Live Streaming Hardware & Software
After reading a lot of reviews and viewing a lot of videos, we finally found a set-up that allowed for us to connect and stream the output from a camcorder. It is not perfect, requires a little patience and practice, and we are working on refining options, but we were able to get this to work. In additional to our SVT Camera Tower and a laptop with a USB 3.0 port, we purchased:
We had to download OBS Studio (free open source software). It can be downloaded from https://obsproject.com/.
You Need Signal Strength
An important item to know is that you need decent 4G signal strength for this to work. If you are in the middle of now-where without good signal, it will be very difficult to be able to stream anything.
Now to Live Streaming
After setting up the SVT Tower, you will need to connect the HDMI cable coming down from the camera to the Mokose Box (input). Use the new HDMI cable and connect the one end to the Mokose output, and connect the other end to the monitor. Turn on the hotspot on your cell phone and connect the computer to that hotspot.

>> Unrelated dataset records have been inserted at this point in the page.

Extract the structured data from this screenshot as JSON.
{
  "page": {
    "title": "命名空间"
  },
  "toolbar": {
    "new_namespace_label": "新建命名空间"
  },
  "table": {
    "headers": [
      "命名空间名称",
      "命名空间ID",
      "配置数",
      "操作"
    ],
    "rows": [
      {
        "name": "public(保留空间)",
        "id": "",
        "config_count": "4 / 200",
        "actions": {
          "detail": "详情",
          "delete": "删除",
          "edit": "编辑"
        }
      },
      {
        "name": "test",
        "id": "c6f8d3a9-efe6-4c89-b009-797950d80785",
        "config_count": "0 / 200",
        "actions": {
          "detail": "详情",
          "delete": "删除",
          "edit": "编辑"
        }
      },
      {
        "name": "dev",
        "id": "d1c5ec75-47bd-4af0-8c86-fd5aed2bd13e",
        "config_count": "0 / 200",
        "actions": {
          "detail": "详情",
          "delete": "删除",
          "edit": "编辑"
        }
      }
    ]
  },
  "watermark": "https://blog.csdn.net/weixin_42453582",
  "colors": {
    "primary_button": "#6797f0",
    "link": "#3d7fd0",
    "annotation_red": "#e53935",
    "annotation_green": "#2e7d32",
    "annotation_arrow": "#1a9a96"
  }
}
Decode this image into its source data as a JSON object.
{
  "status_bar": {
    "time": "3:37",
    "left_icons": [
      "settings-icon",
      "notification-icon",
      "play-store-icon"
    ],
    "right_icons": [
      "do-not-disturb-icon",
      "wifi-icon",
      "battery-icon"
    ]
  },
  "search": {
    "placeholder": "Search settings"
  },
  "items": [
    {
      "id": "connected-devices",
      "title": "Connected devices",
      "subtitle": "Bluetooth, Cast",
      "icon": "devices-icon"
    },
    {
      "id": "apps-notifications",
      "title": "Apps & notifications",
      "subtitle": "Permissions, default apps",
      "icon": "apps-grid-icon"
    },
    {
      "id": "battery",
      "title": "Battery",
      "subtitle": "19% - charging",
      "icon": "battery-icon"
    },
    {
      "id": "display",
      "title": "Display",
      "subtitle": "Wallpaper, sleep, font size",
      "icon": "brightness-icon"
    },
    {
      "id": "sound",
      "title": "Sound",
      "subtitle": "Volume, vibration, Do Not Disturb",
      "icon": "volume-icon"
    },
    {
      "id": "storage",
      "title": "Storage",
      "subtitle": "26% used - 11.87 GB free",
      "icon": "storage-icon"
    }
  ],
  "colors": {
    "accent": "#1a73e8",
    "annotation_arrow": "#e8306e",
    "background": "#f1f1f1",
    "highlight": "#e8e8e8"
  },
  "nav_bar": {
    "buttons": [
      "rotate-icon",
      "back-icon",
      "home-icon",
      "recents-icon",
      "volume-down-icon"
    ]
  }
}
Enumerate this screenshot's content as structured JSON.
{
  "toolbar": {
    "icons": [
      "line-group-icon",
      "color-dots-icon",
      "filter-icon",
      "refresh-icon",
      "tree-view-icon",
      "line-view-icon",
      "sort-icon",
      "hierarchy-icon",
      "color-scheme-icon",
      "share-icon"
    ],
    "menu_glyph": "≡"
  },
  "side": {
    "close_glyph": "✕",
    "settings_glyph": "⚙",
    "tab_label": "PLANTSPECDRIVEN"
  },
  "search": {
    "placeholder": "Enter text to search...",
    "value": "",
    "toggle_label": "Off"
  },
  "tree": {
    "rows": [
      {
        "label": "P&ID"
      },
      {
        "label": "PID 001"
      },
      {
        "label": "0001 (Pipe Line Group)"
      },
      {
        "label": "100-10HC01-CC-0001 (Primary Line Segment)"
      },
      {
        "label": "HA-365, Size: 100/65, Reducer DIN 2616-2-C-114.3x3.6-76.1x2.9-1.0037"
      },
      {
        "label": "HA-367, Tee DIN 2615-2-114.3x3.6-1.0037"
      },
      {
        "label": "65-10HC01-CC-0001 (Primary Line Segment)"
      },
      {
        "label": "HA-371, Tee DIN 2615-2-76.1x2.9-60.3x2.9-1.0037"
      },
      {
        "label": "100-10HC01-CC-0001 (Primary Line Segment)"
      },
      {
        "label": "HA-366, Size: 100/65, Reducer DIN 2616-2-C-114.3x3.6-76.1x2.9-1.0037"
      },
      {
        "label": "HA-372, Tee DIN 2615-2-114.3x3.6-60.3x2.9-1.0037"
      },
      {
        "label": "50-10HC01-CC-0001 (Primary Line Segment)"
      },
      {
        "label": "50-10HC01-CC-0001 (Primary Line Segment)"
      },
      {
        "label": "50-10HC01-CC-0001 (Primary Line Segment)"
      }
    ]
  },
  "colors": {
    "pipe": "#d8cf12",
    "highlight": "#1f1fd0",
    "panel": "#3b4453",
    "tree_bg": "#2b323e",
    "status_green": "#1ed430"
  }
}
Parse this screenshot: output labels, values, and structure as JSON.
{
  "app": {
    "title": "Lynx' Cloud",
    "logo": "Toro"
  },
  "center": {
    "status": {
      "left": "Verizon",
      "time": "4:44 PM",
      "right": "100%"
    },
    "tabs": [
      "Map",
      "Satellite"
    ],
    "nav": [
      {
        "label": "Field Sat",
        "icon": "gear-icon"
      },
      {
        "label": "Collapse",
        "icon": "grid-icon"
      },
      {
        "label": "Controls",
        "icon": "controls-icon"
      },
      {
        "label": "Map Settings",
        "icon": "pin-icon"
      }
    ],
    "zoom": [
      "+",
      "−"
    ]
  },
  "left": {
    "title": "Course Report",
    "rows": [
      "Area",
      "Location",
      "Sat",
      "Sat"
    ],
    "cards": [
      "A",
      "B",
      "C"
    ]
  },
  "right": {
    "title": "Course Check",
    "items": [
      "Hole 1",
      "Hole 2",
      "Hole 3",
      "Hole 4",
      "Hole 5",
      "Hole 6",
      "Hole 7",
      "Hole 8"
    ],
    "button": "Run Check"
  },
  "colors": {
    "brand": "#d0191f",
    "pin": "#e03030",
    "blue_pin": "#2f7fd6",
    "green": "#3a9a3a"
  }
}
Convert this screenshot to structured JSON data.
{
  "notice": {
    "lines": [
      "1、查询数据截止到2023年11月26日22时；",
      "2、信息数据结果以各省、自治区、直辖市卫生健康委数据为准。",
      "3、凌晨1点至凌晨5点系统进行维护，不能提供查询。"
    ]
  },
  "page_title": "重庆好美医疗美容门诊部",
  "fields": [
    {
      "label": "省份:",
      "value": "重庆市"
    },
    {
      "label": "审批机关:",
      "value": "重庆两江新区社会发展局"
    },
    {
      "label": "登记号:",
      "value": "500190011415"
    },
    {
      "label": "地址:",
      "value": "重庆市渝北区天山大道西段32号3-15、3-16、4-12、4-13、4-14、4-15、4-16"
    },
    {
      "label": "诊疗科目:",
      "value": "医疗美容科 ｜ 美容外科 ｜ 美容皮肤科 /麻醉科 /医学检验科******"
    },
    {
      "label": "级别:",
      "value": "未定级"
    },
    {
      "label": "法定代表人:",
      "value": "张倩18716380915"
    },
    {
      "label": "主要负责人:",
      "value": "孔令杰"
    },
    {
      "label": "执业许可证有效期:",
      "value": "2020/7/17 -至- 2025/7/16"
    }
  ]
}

The Mokose Capture Device comes with a USB 3.0 cable. You’ll need to connect one end of the USB cable into the Mokose port and the other end into a USB 3.0 port on your laptop. Your computer should install the Mokose driver automatically.
To run the OBS software, there are several really good YouTube tutorials. One that was very helpful was https://www.youtube.com/watch?v=DTk99mHDX_I Here are the steps we followed to start streaming:
Open OBS Studio and click on the “+” under “Sources”. We selected “Video Capture Device” then select “Mokose”. In the Properties for “Video Capture Device”, change the Audio Device to “Mokose”. You'll also need to go into advanced settings and change the audio input microphone to be their laptop’s microphone instead of the webcam’s microphone. Next, select “Settings” in the bottom right of the OBS dashboard and go to streaming. You’ll need to select your streaming service as well as get your “Stream Key”. For helps with how to do this – there are lots of YouTube videos on getting the stream key - which varies with the streaming service. Some of these methods change, so look for the most recent videos.
You should now be set up to start livestreaming. Just click on “Start Streaming” on the bottom right of the OBS studio screen.
SVT Can Help
We hope this will be helpful to those trying to live stream sports “on a budget”. This was not a seamless process and took some time to figure out. So please feel free to send us helps and thoughts. We will continue to improve technologies for you to instruct and capture film of your sport teams.
Why should you choose to go with SVT? We work with clubs and teams across the US and several other countries. We have several packages to choose from. Our Package 3 is the most popular and consists of a strong, lightweight aluminum tripod with a sturdy 16-foot carbon-fiber composite camera pole, plus a monitor and remote. We provide power packs and all of the cables and cords that you need to make the system work together. Once you purchase our system – use it as much as you like. There are no contracts. Contact us today for more information.
Additional Help 1
We received the slide deck below from Scylla with the Edmonton Scottish United club on what they were using to live-stream their soccer games. The set-up could be used to live stream lacrosse or football as well. Thanks for putting this together. Pictures of the slide deck are below as well as a downloadable pdf with each component hyperlinked.
Please also check out the attached helpful comment on additional options.
Additional Help 2
We'd like to thank Mr. O'Driscoll for sending in the video below on the system he and several others developed for live streaming. This set-up does not require a computer, allowing for less hassel. For questions - please e-mail to firstname.lastname@example.org.